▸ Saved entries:
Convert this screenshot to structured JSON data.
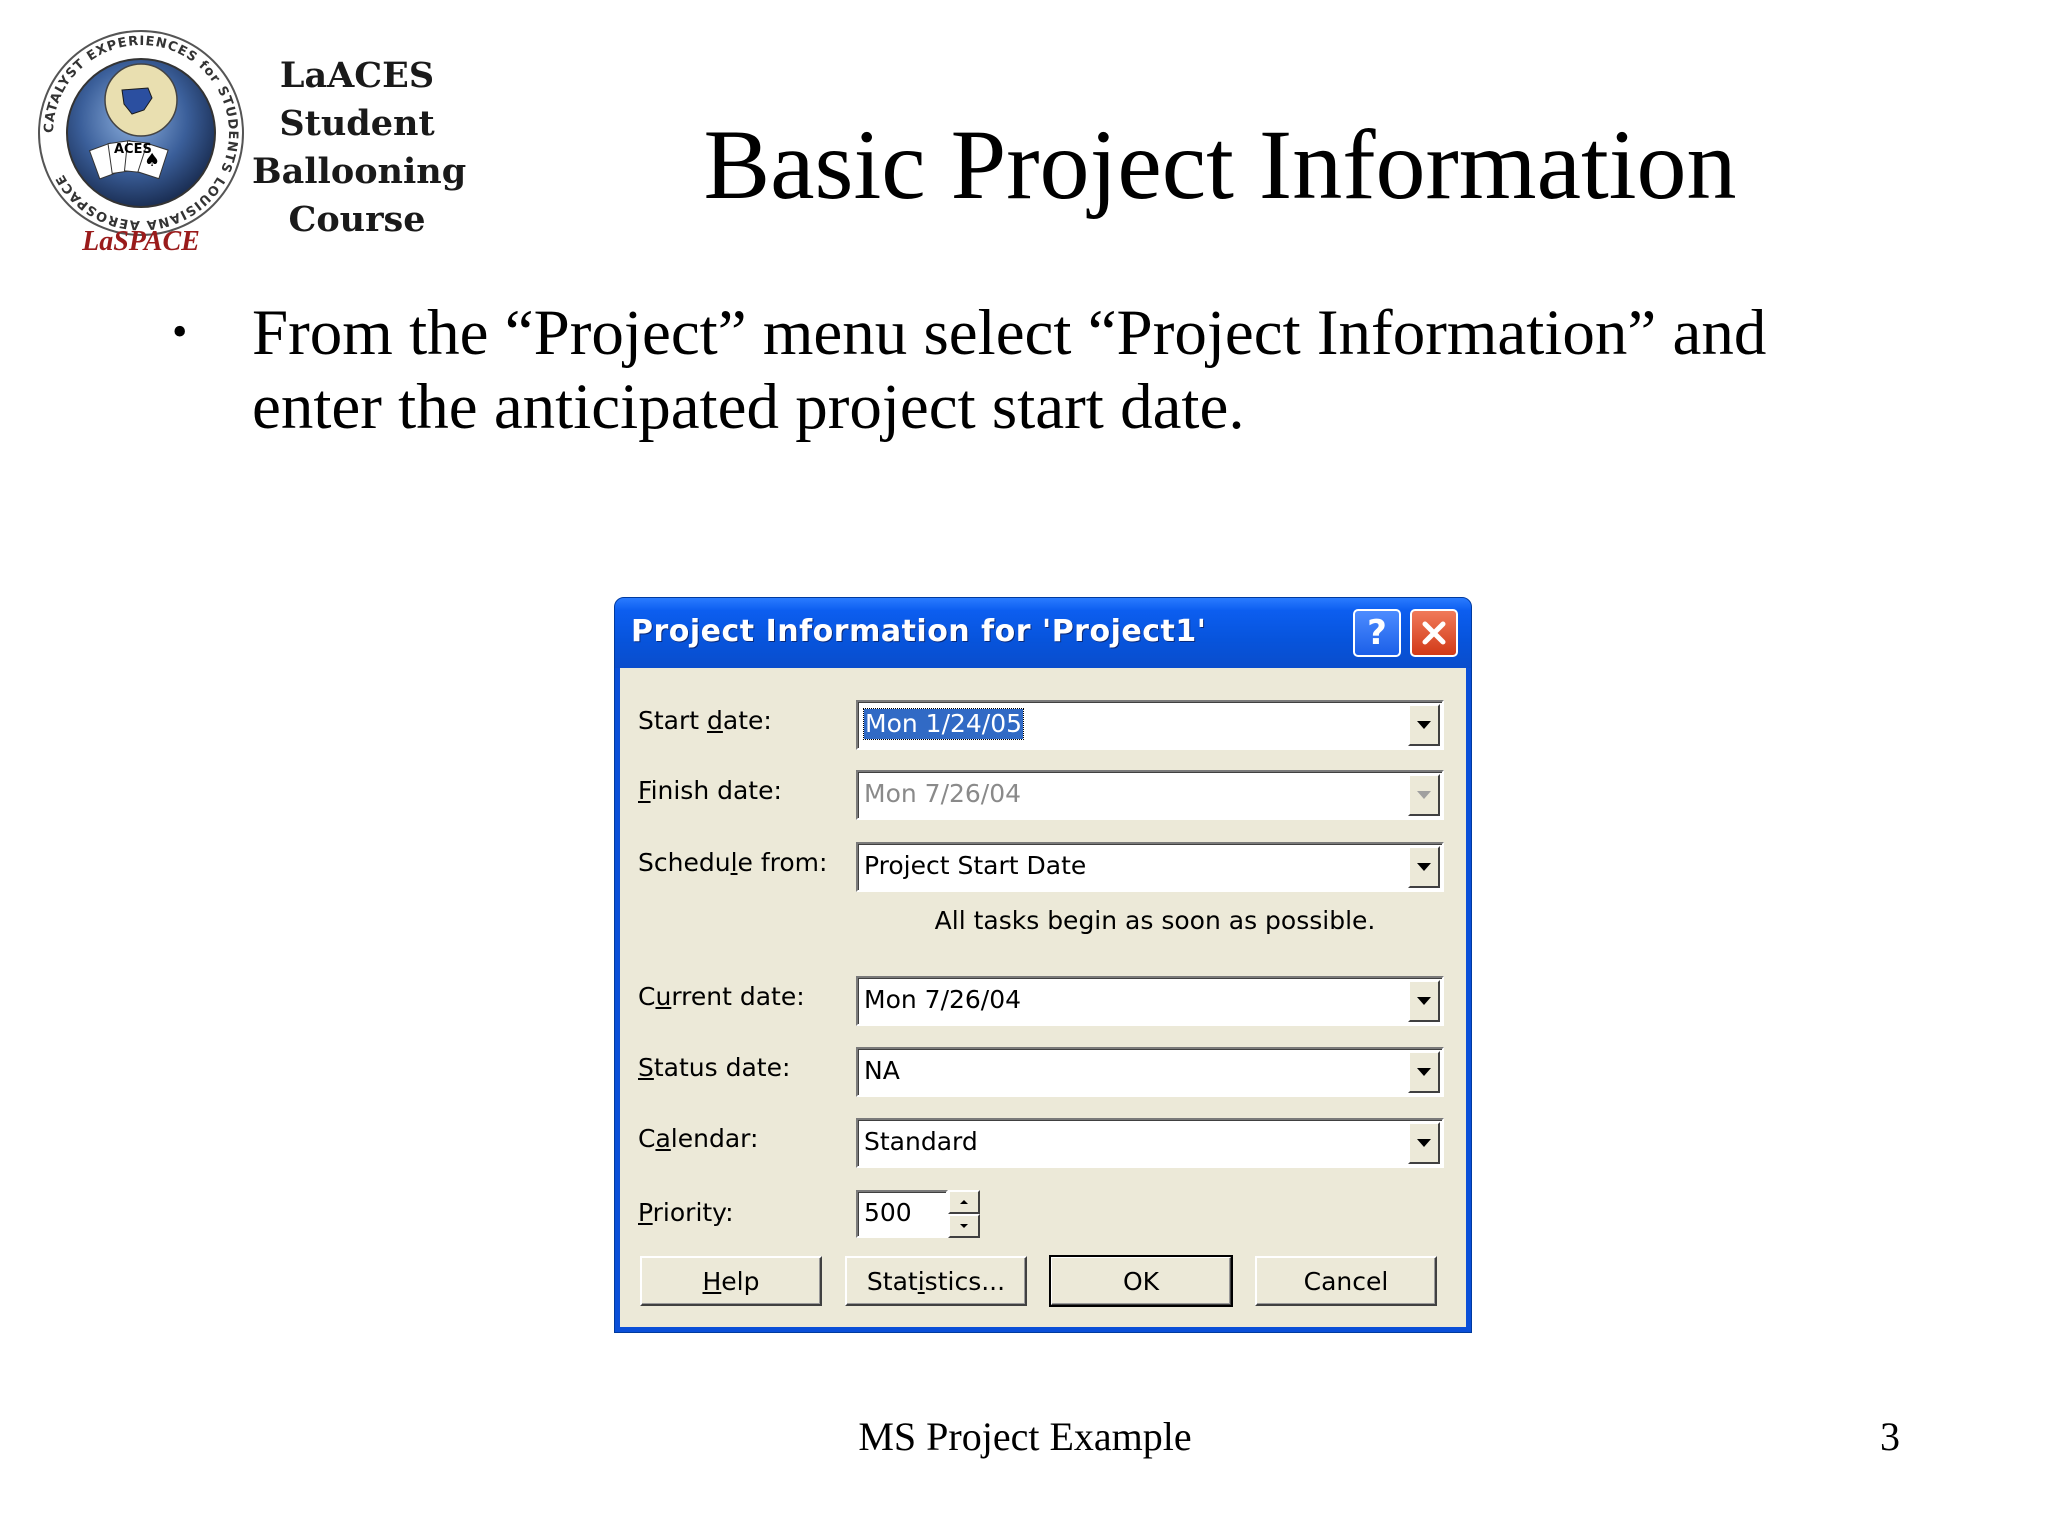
{
  "logo": {
    "ring_text": "CATALYST EXPERIENCES for STUDENTS LOUISIANA AEROSPACE",
    "inner_text": "ACES",
    "wordmark": "LaSPACE"
  },
  "course": [
    "LaACES",
    "Student",
    "Ballooning",
    "Course"
  ],
  "slide": {
    "title": "Basic Project Information",
    "bullet_char": "•",
    "bullet": "From the “Project” menu select “Project Information” and enter the anticipated project start date.",
    "footer": "MS Project Example",
    "page_number": "3"
  },
  "dialog": {
    "title": "Project Information for 'Project1'",
    "help_glyph": "?",
    "rows": [
      {
        "label_pre": "Start ",
        "label_key": "d",
        "label_post": "ate:",
        "value": "Mon 1/24/05"
      },
      {
        "label_pre": "",
        "label_key": "F",
        "label_post": "inish date:",
        "value": "Mon 7/26/04"
      },
      {
        "label_pre": "Schedu",
        "label_key": "l",
        "label_post": "e from:",
        "value": "Project Start Date"
      },
      {
        "label_pre": "C",
        "label_key": "u",
        "label_post": "rrent date:",
        "value": "Mon 7/26/04"
      },
      {
        "label_pre": "",
        "label_key": "S",
        "label_post": "tatus date:",
        "value": "NA"
      },
      {
        "label_pre": "C",
        "label_key": "a",
        "label_post": "lendar:",
        "value": "Standard"
      },
      {
        "label_pre": "",
        "label_key": "P",
        "label_post": "riority:",
        "value": "500"
      }
    ],
    "info": "All tasks begin as soon as possible.",
    "buttons": [
      {
        "pre": "",
        "key": "H",
        "post": "elp"
      },
      {
        "pre": "Stat",
        "key": "i",
        "post": "stics..."
      },
      {
        "pre": "OK",
        "key": "",
        "post": ""
      },
      {
        "pre": "Cancel",
        "key": "",
        "post": ""
      }
    ]
  }
}
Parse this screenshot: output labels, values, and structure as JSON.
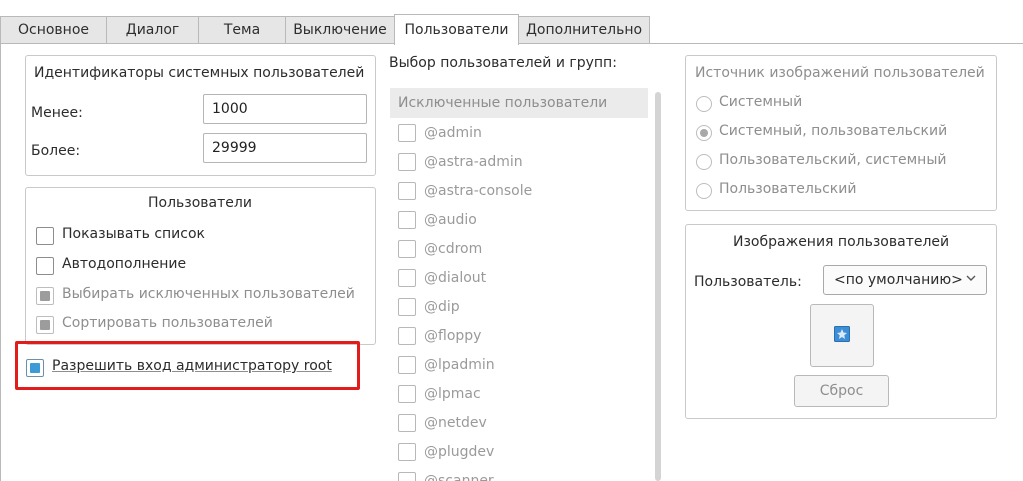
{
  "tabs": [
    {
      "label": "Основное",
      "active": false
    },
    {
      "label": "Диалог",
      "active": false
    },
    {
      "label": "Тема",
      "active": false
    },
    {
      "label": "Выключение",
      "active": false
    },
    {
      "label": "Пользователи",
      "active": true
    },
    {
      "label": "Дополнительно",
      "active": false
    }
  ],
  "system_ids": {
    "title": "Идентификаторы системных пользователей",
    "less_label": "Менее:",
    "less_value": "1000",
    "more_label": "Более:",
    "more_value": "29999"
  },
  "users_group": {
    "title": "Пользователи",
    "items": [
      {
        "label": "Показывать список",
        "state": "unchecked",
        "enabled": true
      },
      {
        "label": "Автодополнение",
        "state": "unchecked",
        "enabled": true
      },
      {
        "label": "Выбирать исключенных пользователей",
        "state": "partial",
        "enabled": false
      },
      {
        "label": "Сортировать пользователей",
        "state": "partial",
        "enabled": false
      }
    ]
  },
  "root_login": {
    "label": "Разрешить вход администратору root",
    "checked": true
  },
  "selection": {
    "title": "Выбор пользователей и групп:",
    "header": "Исключенные пользователи",
    "items": [
      "@admin",
      "@astra-admin",
      "@astra-console",
      "@audio",
      "@cdrom",
      "@dialout",
      "@dip",
      "@floppy",
      "@lpadmin",
      "@lpmac",
      "@netdev",
      "@plugdev",
      "@scanner"
    ]
  },
  "image_source": {
    "title": "Источник изображений пользователей",
    "options": [
      {
        "label": "Системный",
        "selected": false
      },
      {
        "label": "Системный, пользовательский",
        "selected": true
      },
      {
        "label": "Пользовательский, системный",
        "selected": false
      },
      {
        "label": "Пользовательский",
        "selected": false
      }
    ]
  },
  "user_images": {
    "title": "Изображения пользователей",
    "user_label": "Пользователь:",
    "user_value": "<по умолчанию>",
    "reset_label": "Сброс"
  },
  "colors": {
    "accent": "#3c9ad7",
    "highlight": "#e21b1b"
  }
}
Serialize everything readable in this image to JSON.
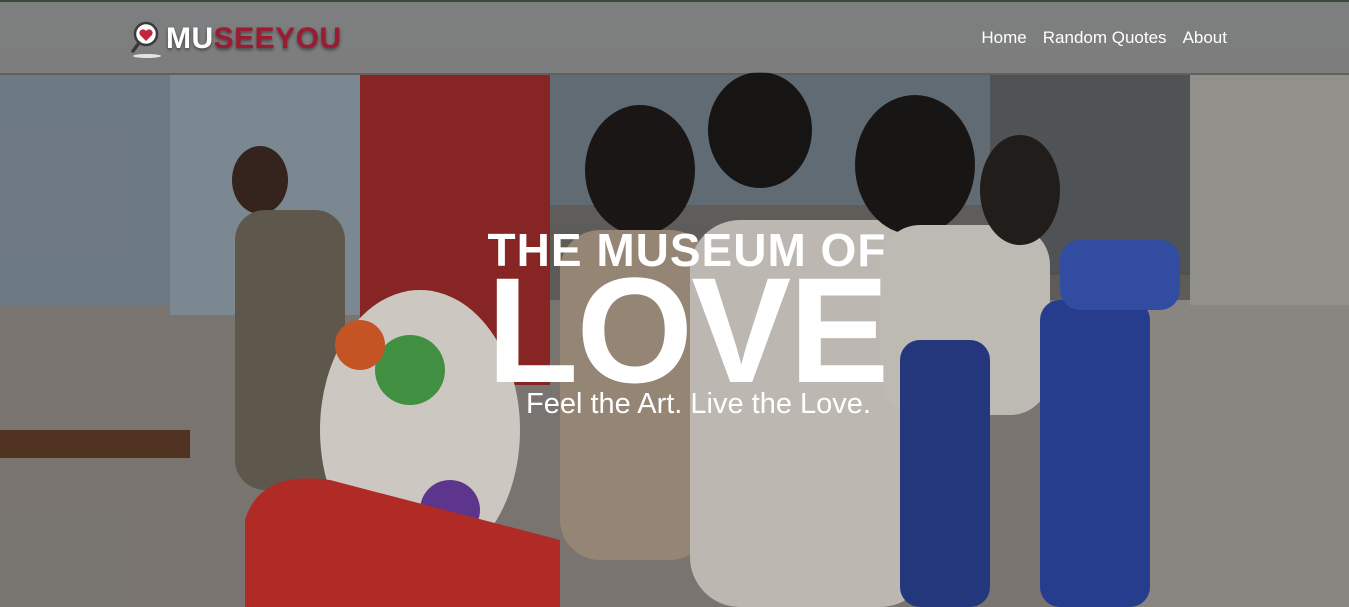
{
  "brand": {
    "part1": "MU",
    "part2": "SEEYOU",
    "icon": "magnifier-heart-icon",
    "colors": {
      "accent": "#9b1b32",
      "text": "#ffffff"
    }
  },
  "nav": {
    "items": [
      {
        "label": "Home"
      },
      {
        "label": "Random Quotes"
      },
      {
        "label": "About"
      }
    ]
  },
  "hero": {
    "title_line1": "THE MUSEUM OF",
    "title_line2": "LOVE",
    "tagline": "Feel the Art. Live the Love.",
    "background": "mall-photo-couple-on-kiddie-train"
  }
}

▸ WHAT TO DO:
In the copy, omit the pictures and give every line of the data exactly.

▸ OUTPUT FOR THIS TASK:
Convert this screenshot to structured JSON data.
{
  "logo": {
    "ring_text": "CATALYST EXPERIENCES for STUDENTS LOUISIANA AEROSPACE",
    "inner_text": "ACES",
    "wordmark": "LaSPACE"
  },
  "course": [
    "LaACES",
    "Student",
    "Ballooning",
    "Course"
  ],
  "slide": {
    "title": "Basic Project Information",
    "bullet_char": "•",
    "bullet": "From the “Project” menu select “Project Information” and enter the anticipated project start date.",
    "footer": "MS Project Example",
    "page_number": "3"
  },
  "dialog": {
    "title": "Project Information for 'Project1'",
    "help_glyph": "?",
    "rows": [
      {
        "label_pre": "Start ",
        "label_key": "d",
        "label_post": "ate:",
        "value": "Mon 1/24/05"
      },
      {
        "label_pre": "",
        "label_key": "F",
        "label_post": "inish date:",
        "value": "Mon 7/26/04"
      },
      {
        "label_pre": "Schedu",
        "label_key": "l",
        "label_post": "e from:",
        "value": "Project Start Date"
      },
      {
        "label_pre": "C",
        "label_key": "u",
        "label_post": "rrent date:",
        "value": "Mon 7/26/04"
      },
      {
        "label_pre": "",
        "label_key": "S",
        "label_post": "tatus date:",
        "value": "NA"
      },
      {
        "label_pre": "C",
        "label_key": "a",
        "label_post": "lendar:",
        "value": "Standard"
      },
      {
        "label_pre": "",
        "label_key": "P",
        "label_post": "riority:",
        "value": "500"
      }
    ],
    "info": "All tasks begin as soon as possible.",
    "buttons": [
      {
        "pre": "",
        "key": "H",
        "post": "elp"
      },
      {
        "pre": "Stat",
        "key": "i",
        "post": "stics..."
      },
      {
        "pre": "OK",
        "key": "",
        "post": ""
      },
      {
        "pre": "Cancel",
        "key": "",
        "post": ""
      }
    ]
  }
}
Parse this screenshot: output labels, values, and structure as JSON.
{
  "tabs": [
    {
      "label": "Основное",
      "active": false
    },
    {
      "label": "Диалог",
      "active": false
    },
    {
      "label": "Тема",
      "active": false
    },
    {
      "label": "Выключение",
      "active": false
    },
    {
      "label": "Пользователи",
      "active": true
    },
    {
      "label": "Дополнительно",
      "active": false
    }
  ],
  "system_ids": {
    "title": "Идентификаторы системных пользователей",
    "less_label": "Менее:",
    "less_value": "1000",
    "more_label": "Более:",
    "more_value": "29999"
  },
  "users_group": {
    "title": "Пользователи",
    "items": [
      {
        "label": "Показывать список",
        "state": "unchecked",
        "enabled": true
      },
      {
        "label": "Автодополнение",
        "state": "unchecked",
        "enabled": true
      },
      {
        "label": "Выбирать исключенных пользователей",
        "state": "partial",
        "enabled": false
      },
      {
        "label": "Сортировать пользователей",
        "state": "partial",
        "enabled": false
      }
    ]
  },
  "root_login": {
    "label": "Разрешить вход администратору root",
    "checked": true
  },
  "selection": {
    "title": "Выбор пользователей и групп:",
    "header": "Исключенные пользователи",
    "items": [
      "@admin",
      "@astra-admin",
      "@astra-console",
      "@audio",
      "@cdrom",
      "@dialout",
      "@dip",
      "@floppy",
      "@lpadmin",
      "@lpmac",
      "@netdev",
      "@plugdev",
      "@scanner"
    ]
  },
  "image_source": {
    "title": "Источник изображений пользователей",
    "options": [
      {
        "label": "Системный",
        "selected": false
      },
      {
        "label": "Системный, пользовательский",
        "selected": true
      },
      {
        "label": "Пользовательский, системный",
        "selected": false
      },
      {
        "label": "Пользовательский",
        "selected": false
      }
    ]
  },
  "user_images": {
    "title": "Изображения пользователей",
    "user_label": "Пользователь:",
    "user_value": "<по умолчанию>",
    "reset_label": "Сброс"
  },
  "colors": {
    "accent": "#3c9ad7",
    "highlight": "#e21b1b"
  }
}
Serialize everything readable in this image to JSON.
{
  "brand": {
    "part1": "MU",
    "part2": "SEEYOU",
    "icon": "magnifier-heart-icon",
    "colors": {
      "accent": "#9b1b32",
      "text": "#ffffff"
    }
  },
  "nav": {
    "items": [
      {
        "label": "Home"
      },
      {
        "label": "Random Quotes"
      },
      {
        "label": "About"
      }
    ]
  },
  "hero": {
    "title_line1": "THE MUSEUM OF",
    "title_line2": "LOVE",
    "tagline": "Feel the Art. Live the Love.",
    "background": "mall-photo-couple-on-kiddie-train"
  }
}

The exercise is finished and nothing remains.